--- Data for this exercise ---
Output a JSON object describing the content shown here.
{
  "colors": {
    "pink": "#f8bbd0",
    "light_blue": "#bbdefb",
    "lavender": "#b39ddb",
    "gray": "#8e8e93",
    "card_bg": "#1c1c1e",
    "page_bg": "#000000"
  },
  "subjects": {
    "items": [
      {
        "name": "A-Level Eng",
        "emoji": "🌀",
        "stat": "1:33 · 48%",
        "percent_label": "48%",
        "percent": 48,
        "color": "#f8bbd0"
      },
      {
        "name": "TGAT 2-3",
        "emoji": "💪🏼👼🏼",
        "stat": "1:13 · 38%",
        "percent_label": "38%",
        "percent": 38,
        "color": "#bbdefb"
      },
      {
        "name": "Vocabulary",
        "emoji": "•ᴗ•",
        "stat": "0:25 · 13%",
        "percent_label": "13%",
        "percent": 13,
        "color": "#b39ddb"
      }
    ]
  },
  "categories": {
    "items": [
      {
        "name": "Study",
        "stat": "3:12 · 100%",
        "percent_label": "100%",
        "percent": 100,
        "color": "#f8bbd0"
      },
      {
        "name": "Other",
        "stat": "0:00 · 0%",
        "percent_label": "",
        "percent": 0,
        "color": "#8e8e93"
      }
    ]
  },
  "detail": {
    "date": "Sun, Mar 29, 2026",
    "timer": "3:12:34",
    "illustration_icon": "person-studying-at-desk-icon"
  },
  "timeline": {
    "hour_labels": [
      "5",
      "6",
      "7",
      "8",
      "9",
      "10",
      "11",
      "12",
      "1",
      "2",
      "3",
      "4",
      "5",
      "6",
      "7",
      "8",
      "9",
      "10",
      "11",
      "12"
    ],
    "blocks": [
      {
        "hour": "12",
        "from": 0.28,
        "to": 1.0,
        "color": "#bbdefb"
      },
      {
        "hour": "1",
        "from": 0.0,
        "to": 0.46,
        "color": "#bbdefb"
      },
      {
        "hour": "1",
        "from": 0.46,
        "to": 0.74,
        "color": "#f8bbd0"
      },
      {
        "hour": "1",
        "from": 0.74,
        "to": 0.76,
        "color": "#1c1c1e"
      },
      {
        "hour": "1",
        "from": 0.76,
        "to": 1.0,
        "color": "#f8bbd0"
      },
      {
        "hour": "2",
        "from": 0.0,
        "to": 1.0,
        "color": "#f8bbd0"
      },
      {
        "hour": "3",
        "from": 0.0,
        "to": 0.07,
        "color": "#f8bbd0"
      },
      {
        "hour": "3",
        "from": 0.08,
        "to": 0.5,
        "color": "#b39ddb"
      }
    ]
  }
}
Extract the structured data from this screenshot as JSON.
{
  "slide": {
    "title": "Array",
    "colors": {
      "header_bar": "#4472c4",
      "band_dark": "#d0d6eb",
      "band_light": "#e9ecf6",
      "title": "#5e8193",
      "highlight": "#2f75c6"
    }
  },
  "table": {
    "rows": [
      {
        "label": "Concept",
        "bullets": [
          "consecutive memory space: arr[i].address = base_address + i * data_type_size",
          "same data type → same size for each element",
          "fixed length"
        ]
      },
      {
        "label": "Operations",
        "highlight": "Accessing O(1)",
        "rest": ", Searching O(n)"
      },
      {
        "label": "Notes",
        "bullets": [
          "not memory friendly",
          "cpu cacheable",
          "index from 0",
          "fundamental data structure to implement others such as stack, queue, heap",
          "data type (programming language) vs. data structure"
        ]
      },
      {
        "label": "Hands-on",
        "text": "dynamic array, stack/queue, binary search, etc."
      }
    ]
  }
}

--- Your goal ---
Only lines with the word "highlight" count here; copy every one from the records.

--- Result of this exercise ---
      "highlight": "#2f75c6"
        "highlight": "Accessing O(1)",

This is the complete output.